WORK ORDER: Could you write out each entry exactly as it reads?
^^^^
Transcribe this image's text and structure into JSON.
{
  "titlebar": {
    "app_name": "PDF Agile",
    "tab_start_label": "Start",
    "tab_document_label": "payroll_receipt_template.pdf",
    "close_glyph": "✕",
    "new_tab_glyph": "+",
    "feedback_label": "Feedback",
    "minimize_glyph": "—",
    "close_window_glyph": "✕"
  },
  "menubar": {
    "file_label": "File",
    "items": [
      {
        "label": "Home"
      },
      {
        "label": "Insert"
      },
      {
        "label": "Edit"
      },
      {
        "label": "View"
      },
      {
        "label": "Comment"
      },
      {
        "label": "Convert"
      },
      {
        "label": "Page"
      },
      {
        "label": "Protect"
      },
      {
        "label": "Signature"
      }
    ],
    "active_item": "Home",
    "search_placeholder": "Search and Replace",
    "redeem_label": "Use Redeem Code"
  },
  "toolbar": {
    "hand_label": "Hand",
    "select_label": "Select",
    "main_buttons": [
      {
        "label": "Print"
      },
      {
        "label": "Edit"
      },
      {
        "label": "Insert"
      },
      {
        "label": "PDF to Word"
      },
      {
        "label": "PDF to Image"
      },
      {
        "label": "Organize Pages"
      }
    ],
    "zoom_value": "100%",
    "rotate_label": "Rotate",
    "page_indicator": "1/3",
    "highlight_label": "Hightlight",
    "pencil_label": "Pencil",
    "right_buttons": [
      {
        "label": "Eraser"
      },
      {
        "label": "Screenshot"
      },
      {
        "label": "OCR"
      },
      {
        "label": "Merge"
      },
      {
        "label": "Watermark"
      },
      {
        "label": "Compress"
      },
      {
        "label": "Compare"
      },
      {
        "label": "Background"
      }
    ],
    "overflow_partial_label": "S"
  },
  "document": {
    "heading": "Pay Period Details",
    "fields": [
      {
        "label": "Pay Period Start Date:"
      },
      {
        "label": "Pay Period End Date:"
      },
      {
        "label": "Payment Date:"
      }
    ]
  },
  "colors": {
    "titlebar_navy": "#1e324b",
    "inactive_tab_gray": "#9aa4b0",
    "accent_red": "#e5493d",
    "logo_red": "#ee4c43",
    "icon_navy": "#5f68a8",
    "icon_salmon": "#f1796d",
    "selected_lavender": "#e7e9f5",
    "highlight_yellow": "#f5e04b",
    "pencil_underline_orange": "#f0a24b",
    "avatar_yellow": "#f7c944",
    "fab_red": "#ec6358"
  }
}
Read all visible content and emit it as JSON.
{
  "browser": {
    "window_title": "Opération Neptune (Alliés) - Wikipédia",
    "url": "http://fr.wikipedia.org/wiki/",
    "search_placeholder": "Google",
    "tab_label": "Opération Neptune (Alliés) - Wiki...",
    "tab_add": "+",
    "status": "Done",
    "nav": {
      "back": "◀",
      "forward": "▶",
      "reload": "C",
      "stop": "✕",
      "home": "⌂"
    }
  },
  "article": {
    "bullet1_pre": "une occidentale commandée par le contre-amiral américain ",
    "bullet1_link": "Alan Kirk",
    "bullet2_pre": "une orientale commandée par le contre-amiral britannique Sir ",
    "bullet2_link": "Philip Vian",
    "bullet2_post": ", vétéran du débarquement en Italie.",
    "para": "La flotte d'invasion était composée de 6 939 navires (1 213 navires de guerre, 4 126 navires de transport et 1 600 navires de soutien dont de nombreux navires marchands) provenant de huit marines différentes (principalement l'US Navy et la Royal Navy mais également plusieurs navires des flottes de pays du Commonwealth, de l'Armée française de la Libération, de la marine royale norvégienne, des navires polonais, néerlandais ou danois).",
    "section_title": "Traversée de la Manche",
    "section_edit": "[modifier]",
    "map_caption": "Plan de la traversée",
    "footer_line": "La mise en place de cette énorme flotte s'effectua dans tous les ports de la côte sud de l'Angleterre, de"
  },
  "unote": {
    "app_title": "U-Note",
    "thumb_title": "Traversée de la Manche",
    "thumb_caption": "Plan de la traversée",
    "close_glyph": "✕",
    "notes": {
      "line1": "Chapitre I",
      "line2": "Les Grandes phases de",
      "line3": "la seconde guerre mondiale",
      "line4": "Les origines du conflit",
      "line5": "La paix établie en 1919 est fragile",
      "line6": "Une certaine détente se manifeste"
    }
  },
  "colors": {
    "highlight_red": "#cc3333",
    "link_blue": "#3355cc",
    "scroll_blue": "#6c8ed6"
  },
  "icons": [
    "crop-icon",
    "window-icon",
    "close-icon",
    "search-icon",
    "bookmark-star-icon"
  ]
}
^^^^
PROBLEM SOLUTION:
Transcribe this image's text and structure into JSON.
{
  "titlebar": {
    "app_name": "PDF Agile",
    "tab_start_label": "Start",
    "tab_document_label": "payroll_receipt_template.pdf",
    "close_glyph": "✕",
    "new_tab_glyph": "+",
    "feedback_label": "Feedback",
    "minimize_glyph": "—",
    "close_window_glyph": "✕"
  },
  "menubar": {
    "file_label": "File",
    "items": [
      {
        "label": "Home"
      },
      {
        "label": "Insert"
      },
      {
        "label": "Edit"
      },
      {
        "label": "View"
      },
      {
        "label": "Comment"
      },
      {
        "label": "Convert"
      },
      {
        "label": "Page"
      },
      {
        "label": "Protect"
      },
      {
        "label": "Signature"
      }
    ],
    "active_item": "Home",
    "search_placeholder": "Search and Replace",
    "redeem_label": "Use Redeem Code"
  },
  "toolbar": {
    "hand_label": "Hand",
    "select_label": "Select",
    "main_buttons": [
      {
        "label": "Print"
      },
      {
        "label": "Edit"
      },
      {
        "label": "Insert"
      },
      {
        "label": "PDF to Word"
      },
      {
        "label": "PDF to Image"
      },
      {
        "label": "Organize Pages"
      }
    ],
    "zoom_value": "100%",
    "rotate_label": "Rotate",
    "page_indicator": "1/3",
    "highlight_label": "Hightlight",
    "pencil_label": "Pencil",
    "right_buttons": [
      {
        "label": "Eraser"
      },
      {
        "label": "Screenshot"
      },
      {
        "label": "OCR"
      },
      {
        "label": "Merge"
      },
      {
        "label": "Watermark"
      },
      {
        "label": "Compress"
      },
      {
        "label": "Compare"
      },
      {
        "label": "Background"
      }
    ],
    "overflow_partial_label": "S"
  },
  "document": {
    "heading": "Pay Period Details",
    "fields": [
      {
        "label": "Pay Period Start Date:"
      },
      {
        "label": "Pay Period End Date:"
      },
      {
        "label": "Payment Date:"
      }
    ]
  },
  "colors": {
    "titlebar_navy": "#1e324b",
    "inactive_tab_gray": "#9aa4b0",
    "accent_red": "#e5493d",
    "logo_red": "#ee4c43",
    "icon_navy": "#5f68a8",
    "icon_salmon": "#f1796d",
    "selected_lavender": "#e7e9f5",
    "highlight_yellow": "#f5e04b",
    "pencil_underline_orange": "#f0a24b",
    "avatar_yellow": "#f7c944",
    "fab_red": "#ec6358"
  }
}
Read all visible content and emit it as JSON.
{
  "browser": {
    "window_title": "Opération Neptune (Alliés) - Wikipédia",
    "url": "http://fr.wikipedia.org/wiki/",
    "search_placeholder": "Google",
    "tab_label": "Opération Neptune (Alliés) - Wiki...",
    "tab_add": "+",
    "status": "Done",
    "nav": {
      "back": "◀",
      "forward": "▶",
      "reload": "C",
      "stop": "✕",
      "home": "⌂"
    }
  },
  "article": {
    "bullet1_pre": "une occidentale commandée par le contre-amiral américain ",
    "bullet1_link": "Alan Kirk",
    "bullet2_pre": "une orientale commandée par le contre-amiral britannique Sir ",
    "bullet2_link": "Philip Vian",
    "bullet2_post": ", vétéran du débarquement en Italie.",
    "para": "La flotte d'invasion était composée de 6 939 navires (1 213 navires de guerre, 4 126 navires de transport et 1 600 navires de soutien dont de nombreux navires marchands) provenant de huit marines différentes (principalement l'US Navy et la Royal Navy mais également plusieurs navires des flottes de pays du Commonwealth, de l'Armée française de la Libération, de la marine royale norvégienne, des navires polonais, néerlandais ou danois).",
    "section_title": "Traversée de la Manche",
    "section_edit": "[modifier]",
    "map_caption": "Plan de la traversée",
    "footer_line": "La mise en place de cette énorme flotte s'effectua dans tous les ports de la côte sud de l'Angleterre, de"
  },
  "unote": {
    "app_title": "U-Note",
    "thumb_title": "Traversée de la Manche",
    "thumb_caption": "Plan de la traversée",
    "close_glyph": "✕",
    "notes": {
      "line1": "Chapitre I",
      "line2": "Les Grandes phases de",
      "line3": "la seconde guerre mondiale",
      "line4": "Les origines du conflit",
      "line5": "La paix établie en 1919 est fragile",
      "line6": "Une certaine détente se manifeste"
    }
  },
  "colors": {
    "highlight_red": "#cc3333",
    "link_blue": "#3355cc",
    "scroll_blue": "#6c8ed6"
  },
  "icons": [
    "crop-icon",
    "window-icon",
    "close-icon",
    "search-icon",
    "bookmark-star-icon"
  ]
}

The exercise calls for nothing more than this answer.